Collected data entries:
________________________________________
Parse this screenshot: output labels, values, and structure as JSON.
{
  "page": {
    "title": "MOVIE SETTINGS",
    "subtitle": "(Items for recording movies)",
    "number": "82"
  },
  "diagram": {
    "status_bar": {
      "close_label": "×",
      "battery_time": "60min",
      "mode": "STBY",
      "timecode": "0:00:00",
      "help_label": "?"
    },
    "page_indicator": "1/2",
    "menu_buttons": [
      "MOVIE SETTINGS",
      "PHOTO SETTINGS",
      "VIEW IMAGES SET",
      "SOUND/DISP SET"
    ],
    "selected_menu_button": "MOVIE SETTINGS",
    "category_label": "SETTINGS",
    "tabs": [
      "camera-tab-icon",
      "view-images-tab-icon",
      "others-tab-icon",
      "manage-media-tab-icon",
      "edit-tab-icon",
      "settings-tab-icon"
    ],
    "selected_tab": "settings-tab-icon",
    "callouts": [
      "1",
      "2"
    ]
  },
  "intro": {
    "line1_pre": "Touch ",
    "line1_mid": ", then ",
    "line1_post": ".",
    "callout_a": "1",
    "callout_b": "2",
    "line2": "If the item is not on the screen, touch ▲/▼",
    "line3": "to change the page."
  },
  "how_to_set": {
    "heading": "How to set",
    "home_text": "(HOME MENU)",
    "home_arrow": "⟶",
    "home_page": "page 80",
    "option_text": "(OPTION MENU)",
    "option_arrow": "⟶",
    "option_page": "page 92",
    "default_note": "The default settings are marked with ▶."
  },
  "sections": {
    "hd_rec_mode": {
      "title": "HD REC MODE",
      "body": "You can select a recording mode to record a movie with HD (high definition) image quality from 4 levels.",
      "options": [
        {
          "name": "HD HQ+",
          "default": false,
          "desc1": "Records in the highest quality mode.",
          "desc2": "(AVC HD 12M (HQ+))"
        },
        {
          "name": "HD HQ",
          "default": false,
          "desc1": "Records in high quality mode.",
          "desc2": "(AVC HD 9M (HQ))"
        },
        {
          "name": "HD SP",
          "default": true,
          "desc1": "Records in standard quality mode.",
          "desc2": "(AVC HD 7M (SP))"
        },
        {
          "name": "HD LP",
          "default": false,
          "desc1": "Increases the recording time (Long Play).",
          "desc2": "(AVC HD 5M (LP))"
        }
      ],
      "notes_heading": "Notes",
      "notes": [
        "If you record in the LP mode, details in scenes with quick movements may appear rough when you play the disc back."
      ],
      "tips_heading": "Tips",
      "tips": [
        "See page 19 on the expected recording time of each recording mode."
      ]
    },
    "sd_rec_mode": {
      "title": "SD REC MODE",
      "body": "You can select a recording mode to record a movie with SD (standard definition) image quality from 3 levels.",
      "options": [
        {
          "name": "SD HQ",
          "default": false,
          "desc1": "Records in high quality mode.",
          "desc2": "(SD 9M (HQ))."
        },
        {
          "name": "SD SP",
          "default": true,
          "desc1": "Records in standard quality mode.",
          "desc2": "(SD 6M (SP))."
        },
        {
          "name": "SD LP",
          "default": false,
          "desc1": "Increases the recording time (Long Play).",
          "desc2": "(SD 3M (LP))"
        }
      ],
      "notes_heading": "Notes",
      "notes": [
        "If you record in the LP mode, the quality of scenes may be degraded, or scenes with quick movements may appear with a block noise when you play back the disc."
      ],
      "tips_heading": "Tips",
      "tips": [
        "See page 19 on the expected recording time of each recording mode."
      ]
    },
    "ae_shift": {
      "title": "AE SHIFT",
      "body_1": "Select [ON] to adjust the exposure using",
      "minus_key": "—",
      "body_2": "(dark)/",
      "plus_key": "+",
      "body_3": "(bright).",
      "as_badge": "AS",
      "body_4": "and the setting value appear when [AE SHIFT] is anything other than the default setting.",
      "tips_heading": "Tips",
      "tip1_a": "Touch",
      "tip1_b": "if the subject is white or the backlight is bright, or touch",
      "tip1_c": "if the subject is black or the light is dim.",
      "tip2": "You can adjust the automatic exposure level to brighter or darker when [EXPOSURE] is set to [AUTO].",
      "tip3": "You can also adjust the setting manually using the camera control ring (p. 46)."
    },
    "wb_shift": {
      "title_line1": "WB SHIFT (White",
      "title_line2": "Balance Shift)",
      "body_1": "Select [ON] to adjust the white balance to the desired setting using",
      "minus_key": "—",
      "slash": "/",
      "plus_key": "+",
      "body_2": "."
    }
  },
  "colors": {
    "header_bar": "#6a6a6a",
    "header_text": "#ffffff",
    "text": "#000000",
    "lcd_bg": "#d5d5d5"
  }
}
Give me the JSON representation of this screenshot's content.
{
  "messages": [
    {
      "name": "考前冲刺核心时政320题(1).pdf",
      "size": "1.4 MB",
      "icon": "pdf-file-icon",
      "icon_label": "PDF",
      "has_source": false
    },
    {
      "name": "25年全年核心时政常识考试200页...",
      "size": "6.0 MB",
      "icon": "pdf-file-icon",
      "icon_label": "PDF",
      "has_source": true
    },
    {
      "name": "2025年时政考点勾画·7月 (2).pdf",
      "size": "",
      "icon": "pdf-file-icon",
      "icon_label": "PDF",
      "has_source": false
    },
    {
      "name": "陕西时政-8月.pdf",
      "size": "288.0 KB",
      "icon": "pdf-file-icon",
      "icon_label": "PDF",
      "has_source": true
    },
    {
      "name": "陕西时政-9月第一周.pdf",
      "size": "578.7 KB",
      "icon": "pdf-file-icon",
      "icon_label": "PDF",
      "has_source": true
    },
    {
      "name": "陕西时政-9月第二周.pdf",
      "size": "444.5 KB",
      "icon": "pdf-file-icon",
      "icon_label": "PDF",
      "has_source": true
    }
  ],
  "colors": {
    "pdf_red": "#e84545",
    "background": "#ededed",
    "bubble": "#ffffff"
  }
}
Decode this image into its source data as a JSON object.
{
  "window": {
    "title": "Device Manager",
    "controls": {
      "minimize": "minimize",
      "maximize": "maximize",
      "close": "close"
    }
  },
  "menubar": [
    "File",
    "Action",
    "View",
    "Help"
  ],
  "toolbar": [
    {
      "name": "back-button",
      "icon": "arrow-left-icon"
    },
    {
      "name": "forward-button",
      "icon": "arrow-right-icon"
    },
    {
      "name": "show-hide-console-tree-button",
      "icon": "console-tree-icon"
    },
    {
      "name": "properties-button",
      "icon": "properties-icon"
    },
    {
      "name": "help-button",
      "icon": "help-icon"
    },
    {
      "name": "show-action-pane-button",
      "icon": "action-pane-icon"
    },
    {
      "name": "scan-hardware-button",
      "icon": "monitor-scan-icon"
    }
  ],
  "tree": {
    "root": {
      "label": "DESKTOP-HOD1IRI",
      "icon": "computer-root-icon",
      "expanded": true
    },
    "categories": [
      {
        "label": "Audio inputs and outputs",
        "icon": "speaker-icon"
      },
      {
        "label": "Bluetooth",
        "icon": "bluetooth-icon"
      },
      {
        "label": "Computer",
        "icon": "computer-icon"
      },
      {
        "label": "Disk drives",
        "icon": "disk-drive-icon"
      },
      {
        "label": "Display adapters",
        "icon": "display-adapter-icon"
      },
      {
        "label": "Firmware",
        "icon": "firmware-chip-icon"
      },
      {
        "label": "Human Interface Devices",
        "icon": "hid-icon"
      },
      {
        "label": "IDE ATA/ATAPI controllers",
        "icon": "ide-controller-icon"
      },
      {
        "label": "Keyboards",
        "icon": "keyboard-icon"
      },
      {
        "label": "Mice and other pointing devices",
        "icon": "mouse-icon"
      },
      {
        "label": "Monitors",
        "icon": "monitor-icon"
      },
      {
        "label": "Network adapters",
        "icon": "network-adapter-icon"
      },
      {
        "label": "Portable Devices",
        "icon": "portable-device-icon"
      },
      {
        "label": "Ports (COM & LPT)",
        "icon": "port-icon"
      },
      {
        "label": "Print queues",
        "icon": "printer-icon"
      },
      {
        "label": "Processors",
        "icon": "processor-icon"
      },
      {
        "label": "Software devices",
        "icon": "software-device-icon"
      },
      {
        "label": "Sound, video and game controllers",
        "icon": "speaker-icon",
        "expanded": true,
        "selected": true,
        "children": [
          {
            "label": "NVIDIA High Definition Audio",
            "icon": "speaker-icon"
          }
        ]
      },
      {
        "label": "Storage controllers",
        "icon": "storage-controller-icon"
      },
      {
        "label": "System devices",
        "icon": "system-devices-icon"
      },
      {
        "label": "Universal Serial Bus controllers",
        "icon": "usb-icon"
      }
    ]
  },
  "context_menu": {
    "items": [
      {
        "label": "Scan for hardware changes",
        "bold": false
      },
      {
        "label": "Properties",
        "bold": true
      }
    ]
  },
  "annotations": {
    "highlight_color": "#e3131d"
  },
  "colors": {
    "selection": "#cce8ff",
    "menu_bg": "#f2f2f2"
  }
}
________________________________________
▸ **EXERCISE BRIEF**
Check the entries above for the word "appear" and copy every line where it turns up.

▸ **COMPLETED TASK**
        "If you record in the LP mode, details in scenes with quick movements may appear rough when you play the disc back."
        "If you record in the LP mode, the quality of scenes may be degraded, or scenes with quick movements may appear with a block noise when you play back the disc."
      "body_4": "and the setting value appear when [AE SHIFT] is anything other than the default setting.",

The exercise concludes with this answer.